3. Get Out
Although Jordan Peele's Get Out didn't include a marjory black cast, the main character was black, and the impact it had on the types of deeper messages black films permeate within mainstream media was epic. It was smart, well-written, and on April 8th 2017, it beat out F. Gary Gray's Straight Outta Compton as the highest-grossing film domestically directed by a black filmmaker.
4. Bad Boy's
The world hasn't been the same since Will Smith and Martin Lawrence teamed up for Bad Boy's. It's opening weekend, the film was ranked number one, beating out movies like; Forest Gump; Major Payne; and Pulp Fiction.
The follow-up film, Bad Boy's II, was also ranked number one it's opening weekend, grossing more than the original, and beat out movies such as; Charle's Angels: Full Throttle; Pirates of the Caribbean: The Curse of the Black Pearl; and The Matrix Reloaded.
5. Tyler Perry's Diary of a Mad Black Woman
While Diary of a Mad Black Woman wasn't necessarily a smash hit it's opening weekend, Perry's highly anticipated debut feature film sent the black [church-going] community into a frenzy. So much so, that the film, while still ranked number 4 it's opening weekend, beat out the likes of; Million Dollar Baby; Constantine; and Meet The Fockers. In addition to this, most black people have seen AT LEAST one Tyler Perry movie. I'm willing to bet money.

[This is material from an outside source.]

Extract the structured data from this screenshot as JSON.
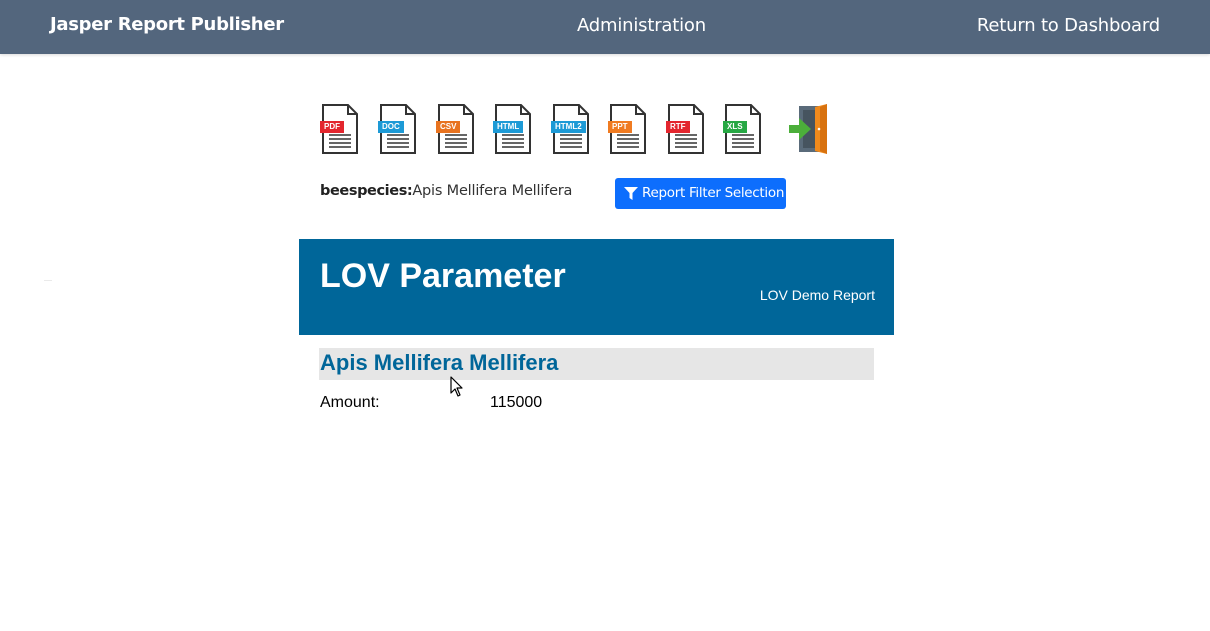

I know...I know, this list is missing so many movies it almost hurts. But each of these films, in my eyes, represents the power of representation in mainstream media. Each of these movies are so different, yet tell stories we can all relate to. They literally made going to the movies an unforgettable experience, both on-screen, and off.